To help this nation send humans to deep space and return them to Earth safely, engineers across the country are developing a new space transportation capability, destined to travel far beyond our home planet. The Orion spacecraft and Space Launch System (SLS) heavy-lift rocket will be the most advanced space vehicles ever built. Together, they will take us farther into the solar system than humans have ever traveled. They are our spaceship to Mars and beyond.

As we build on the lessons of the space station and turn our eyes toward Mars, we are designing missions to take us to a “proving ground” around the moon called cis-lunar space, where some of the very building blocks of the solar system can be explored.

Near-Earth asteroids provide a unique opportunity to test the new technologies and capabilities we need for future human missions to Mars. Around 2019, we’ll launch a robotic mission to rendezvous with a near-Earth asteroid. The spacecraft either will capture an asteroid in its entirety or retrieve a boulder off of a much larger asteroid, then redirect the asteroid mass to a stable orbit around the moon.

In the mid 2020s, astronauts aboard the Orion spacecraft, launched by SLS, will explore that asteroid and return to Earth with samples.

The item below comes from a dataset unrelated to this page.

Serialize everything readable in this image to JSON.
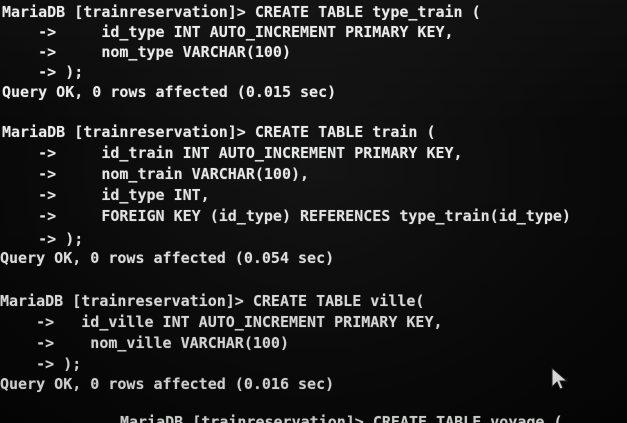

The new technologies we test through the Asteroid Redirect Mission, and the new human spaceflight capabilities we prove by sending astronauts to study the asteroid, will make important advances to safely send humans to Mars. This includes tools like Solar Electric Propulsion, a highly efficient way to help us transport large objects and heavy cargo to support future Mars missions. NASA will continue to make significant investments in new technologies vital to achieving exploration goals. This includes advancements in entry, descent and landing technologies such as Low Density Supersonic Decelerators.

Sending humans to deep space around the moon also will help advance techniques for space operations on and around Mars and its moons. The space around our moon is different than low-Earth orbit but very similar to what an Orion spacecraft will experience on the trip to and from Mars. For instance, solar and cosmic radiation is intense. We also can use cis-lunar space to begin practicing activities in deep space, like spacewalks, and learn to cope with delays in communication with Earth because of the distance.

Mars beckons us to explore. Missions to Mars could answer some of the fundamental questions of humanity: Does life exist beyond Earth? Could humans live on Mars in the future?

The journey to answer these questions has risks, but the rewards for humanity are worth it. Meeting the remaining challenges ahead of us to send humans to Mars will take the ingenuity and innovation of the entire nation and our international partners.

This next decade of exploration will be an exciting time of rapid technological development and testing. In December 2014, we’ll conduct the first test flight of Orion. In 2015, the New Horizons Mission will fly by Pluto and see the icy world up close for the first time. 2016 will see launches of two other Mars missions, InSight and the European Space Agency’s ExoMars Trace Gas Orbiter, as well as asteroid sample return mission OSIRIS-REx. By the end of 2017, U.S. commercial companies will begin launching astronauts from U.S. soil to the space station. In Fiscal Year 2018, we’ll fly SLS and Orion together on a test mission to a stable orbit around the moon called a “Distant Retrograde Orbit” (DRO), where astronauts will explore a relocated asteroid in the 2020s. In 2018, Hubble’s successor, the James Webb Space Telescope, will extend our senses farther into space and time, to see light from the universe’s first stars. In about 2019, we’ll launch the robotic spacecraft to capture and redirect an asteroid. In 2020, we’ll send a new rover to Mars, to follow in the footsteps of Curiosity, search for evidence of life, and pave the way for future human explorers. In 2021, SLS and Orion will launch humans on the first crewed mission of the combined system. In the mid-2020s, astronauts will explore an asteroid redirected to DRO around the moon, and return home with samples that could hold clues to the origins of the solar system and life on Earth. In doing so, those astronauts will travel farther into the solar system than anyone has ever been.

Source: NASA’s Next Giant Leap

NASA’s Next Giant Leap